◆ **Goal of the exercise**
Pull out every line with the word "icon" from the entries below.

Segment Start: Source information

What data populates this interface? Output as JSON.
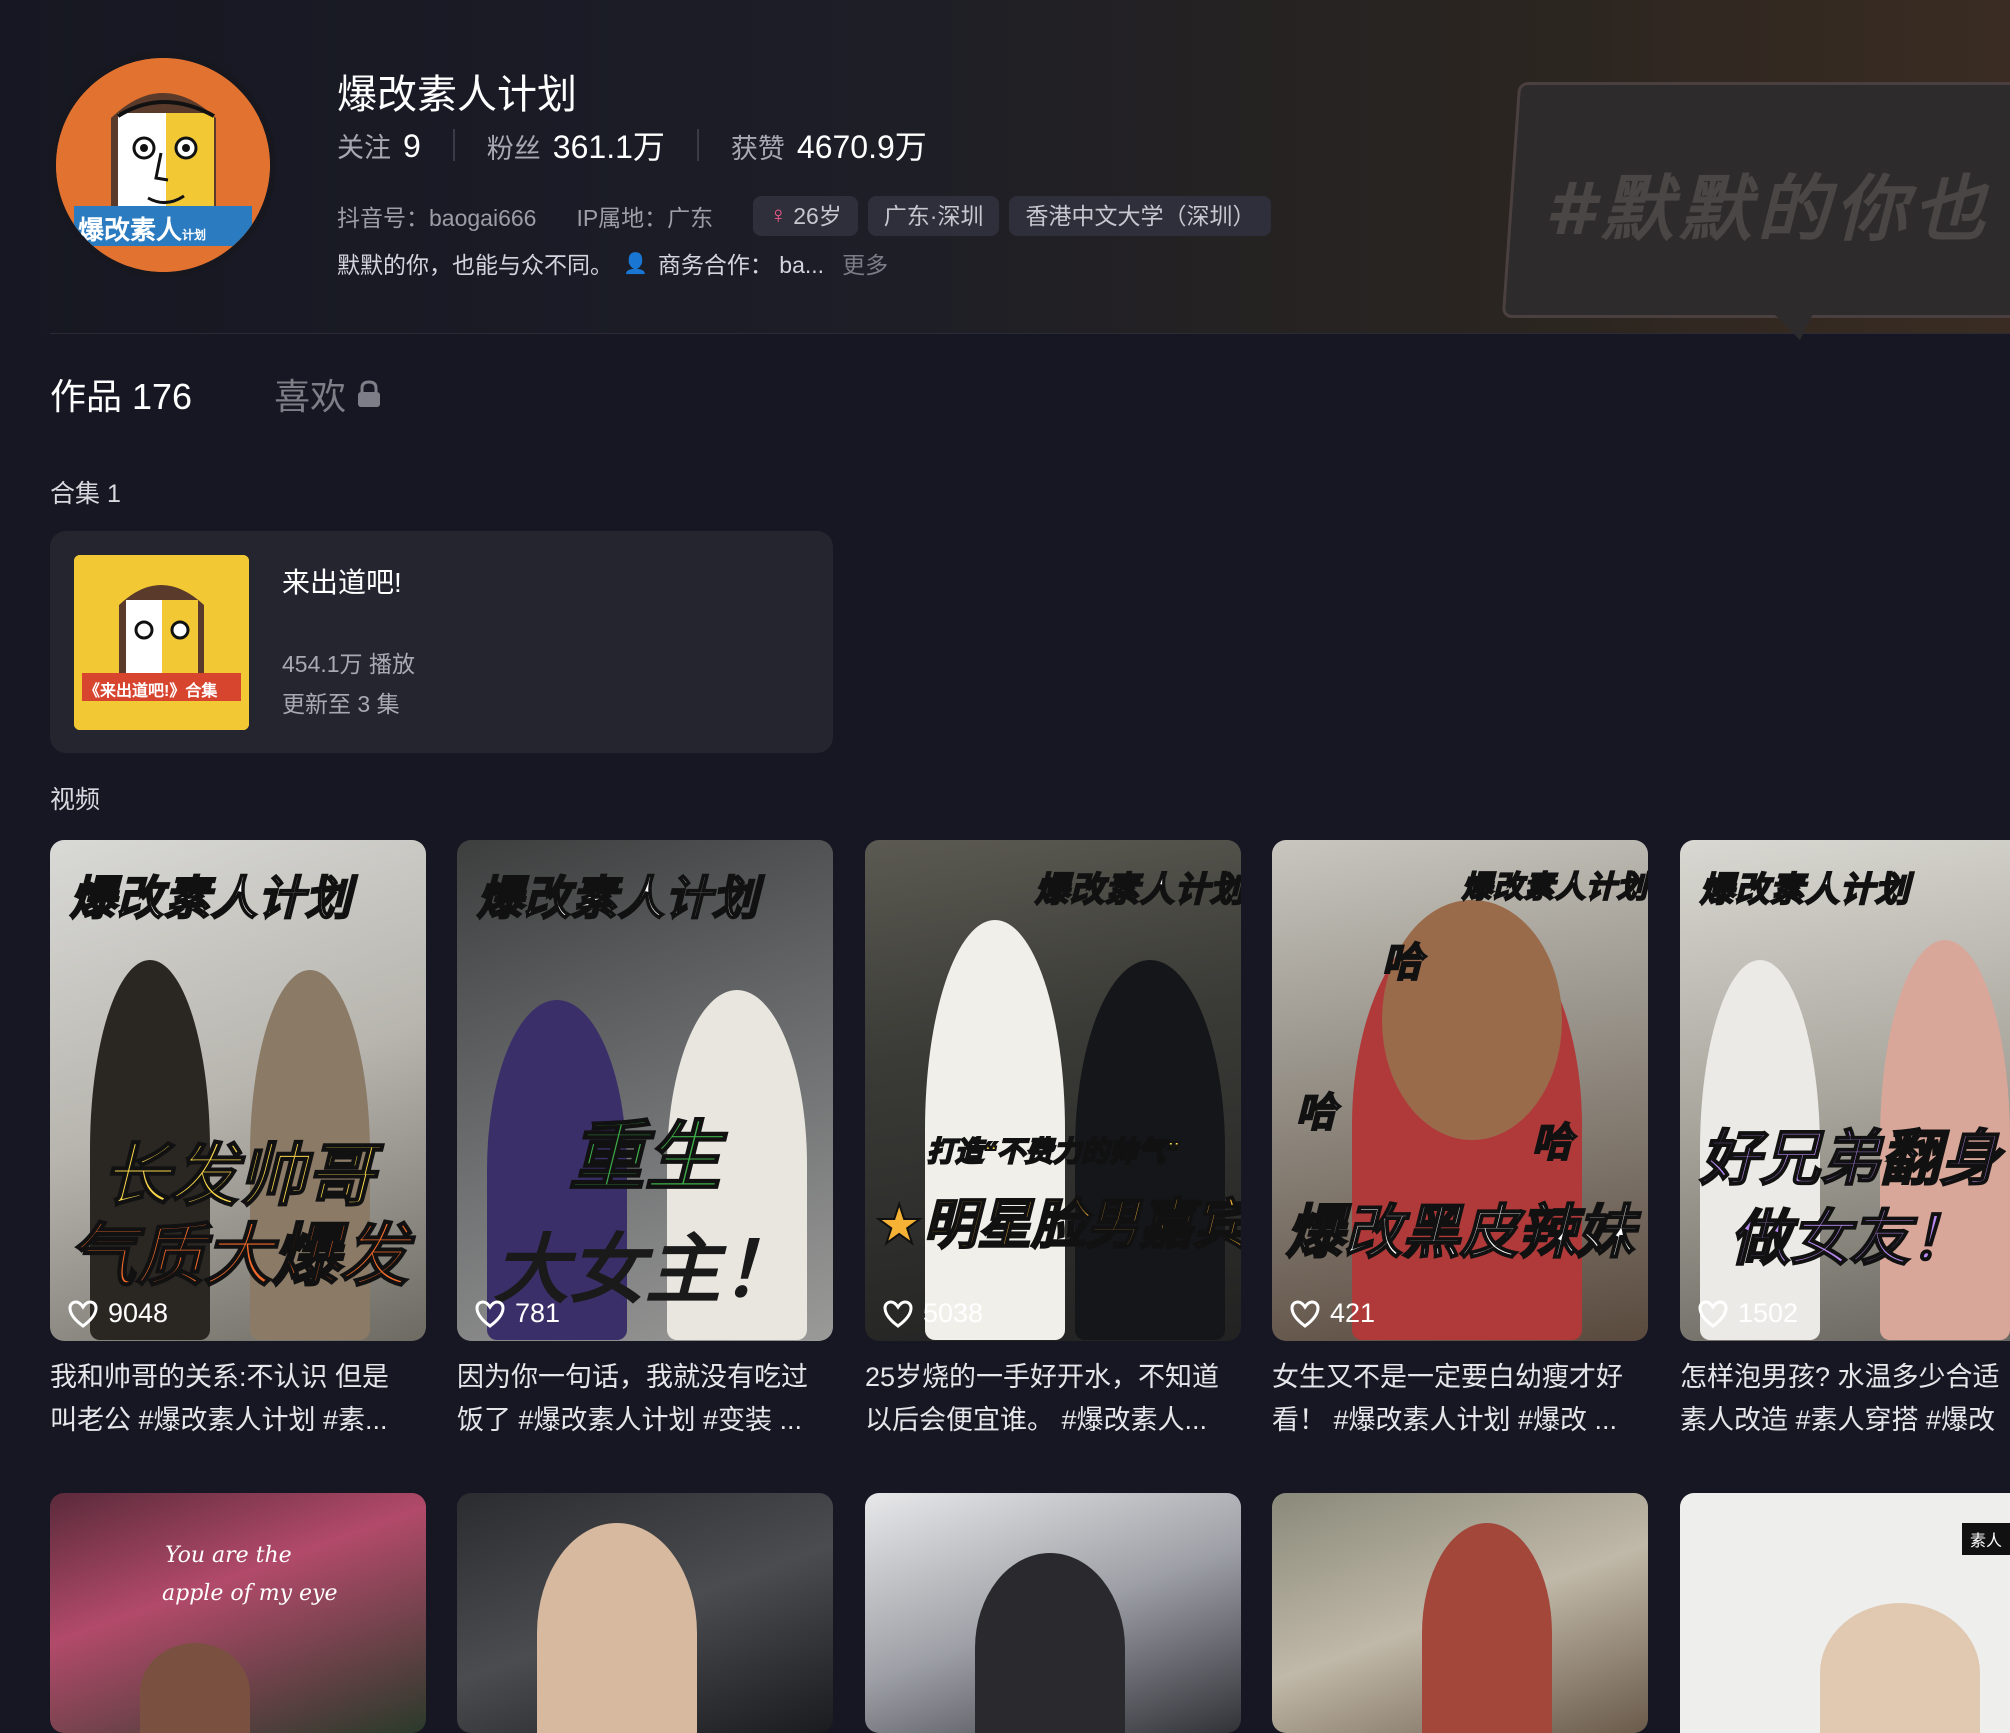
{
  "profile": {
    "name": "爆改素人计划",
    "avatar_text": "爆改素人",
    "avatar_sub": "计划",
    "stats": [
      {
        "label": "关注",
        "value": "9"
      },
      {
        "label": "粉丝",
        "value": "361.1万"
      },
      {
        "label": "获赞",
        "value": "4670.9万"
      }
    ],
    "douyin_id": "抖音号：baogai666",
    "ip": "IP属地：广东",
    "tags": [
      "26岁",
      "广东·深圳",
      "香港中文大学（深圳）"
    ],
    "bio": "默默的你，也能与众不同。",
    "business": "商务合作： ba...",
    "more": "更多",
    "banner_text": "#默默的你也"
  },
  "tabs": {
    "works": "作品 176",
    "likes": "喜欢"
  },
  "collections": {
    "label": "合集 1",
    "card": {
      "thumb_text": "《来出道吧!》合集",
      "title": "来出道吧!",
      "plays": "454.1万 播放",
      "updated": "更新至 3 集"
    }
  },
  "videos_label": "视频",
  "videos": [
    {
      "top": "爆改素人计划",
      "big1": "长发帅哥",
      "big2": "气质大爆发",
      "likes": "9048",
      "desc1": "我和帅哥的关系:不认识 但是",
      "desc2": "叫老公 #爆改素人计划 #素..."
    },
    {
      "top": "爆改素人计划",
      "big1": "重生",
      "big2": "大女主！",
      "likes": "781",
      "desc1": "因为你一句话，我就没有吃过",
      "desc2": "饭了 #爆改素人计划 #变装 ..."
    },
    {
      "top": "爆改素人计划",
      "small": "打造“不费力的帅气”",
      "big1": "★明星脸男嘉宾",
      "likes": "5038",
      "desc1": "25岁烧的一手好开水，不知道",
      "desc2": "以后会便宜谁。 #爆改素人..."
    },
    {
      "top": "爆改素人计划",
      "side1": "哈",
      "side2": "哈",
      "side3": "哈",
      "big1": "爆改黑皮辣妹",
      "likes": "421",
      "desc1": "女生又不是一定要白幼瘦才好",
      "desc2": "看！ #爆改素人计划 #爆改 ..."
    },
    {
      "top": "爆改素人计划",
      "big1": "好兄弟翻身",
      "big2": "做女友！",
      "likes": "1502",
      "desc1": "怎样泡男孩? 水温多少合适",
      "desc2": "素人改造 #素人穿搭 #爆改"
    }
  ],
  "row2": [
    {
      "text1": "You are the",
      "text2": "apple of my eye"
    },
    {},
    {},
    {},
    {
      "badge": "素人"
    }
  ]
}
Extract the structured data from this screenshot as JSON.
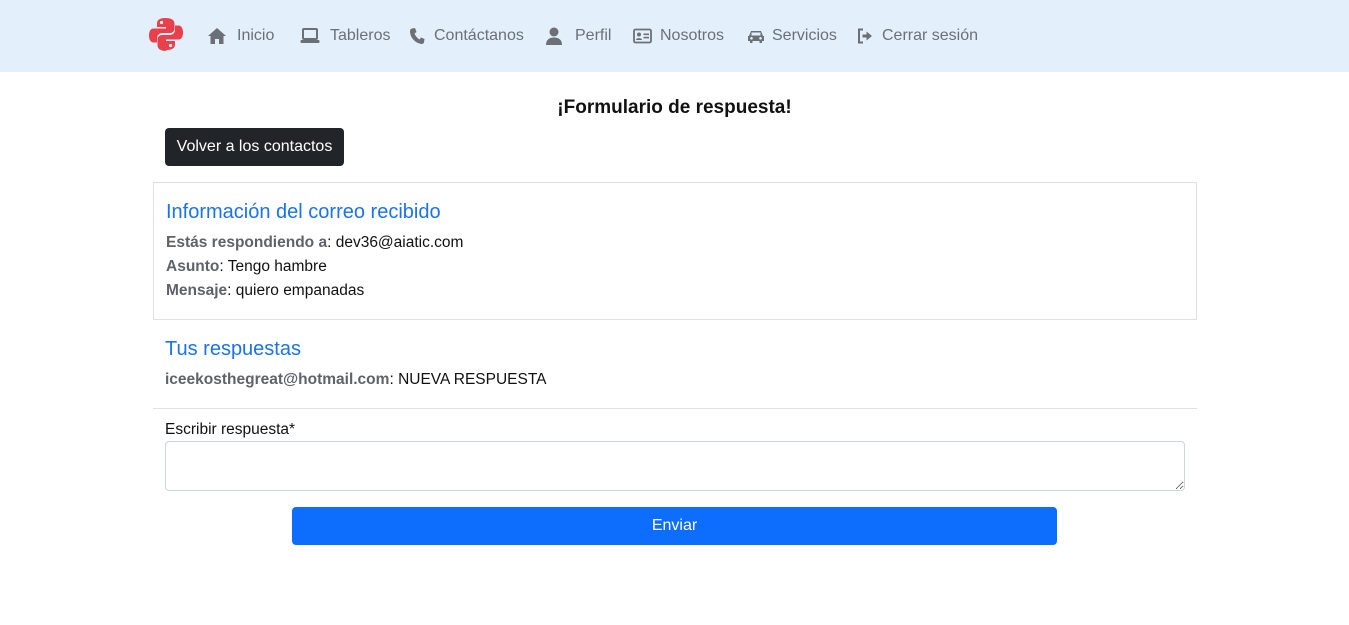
{
  "nav": {
    "brand_icon": "python-logo-icon",
    "brand_color": "#e8414b",
    "items": [
      {
        "label": "Inicio",
        "icon": "home-icon"
      },
      {
        "label": "Tableros",
        "icon": "laptop-icon"
      },
      {
        "label": "Contáctanos",
        "icon": "phone-icon"
      },
      {
        "label": "Perfil",
        "icon": "user-icon"
      },
      {
        "label": "Nosotros",
        "icon": "id-card-icon"
      },
      {
        "label": "Servicios",
        "icon": "car-icon"
      },
      {
        "label": "Cerrar sesión",
        "icon": "sign-out-icon"
      }
    ]
  },
  "page": {
    "title": "¡Formulario de respuesta!",
    "back_button": "Volver a los contactos"
  },
  "email_info": {
    "heading": "Información del correo recibido",
    "to_label": "Estás respondiendo a",
    "to_value": "dev36@aiatic.com",
    "subject_label": "Asunto",
    "subject_value": "Tengo hambre",
    "message_label": "Mensaje",
    "message_value": "quiero empanadas"
  },
  "responses": {
    "heading": "Tus respuestas",
    "items": [
      {
        "author": "iceekosthegreat@hotmail.com",
        "text": "NUEVA RESPUESTA"
      }
    ]
  },
  "form": {
    "reply_label": "Escribir respuesta*",
    "reply_value": "",
    "submit": "Enviar"
  },
  "colors": {
    "navbar_bg": "#e3f0fc",
    "accent_blue": "#0d6efd",
    "heading_blue": "#1a73e8",
    "dark_button": "#212529"
  }
}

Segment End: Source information

◆ **Answer section**
    "brand_icon": "python-logo-icon",
        "icon": "home-icon"
        "icon": "laptop-icon"
        "icon": "phone-icon"
        "icon": "user-icon"
        "icon": "id-card-icon"
        "icon": "car-icon"
        "icon": "sign-out-icon"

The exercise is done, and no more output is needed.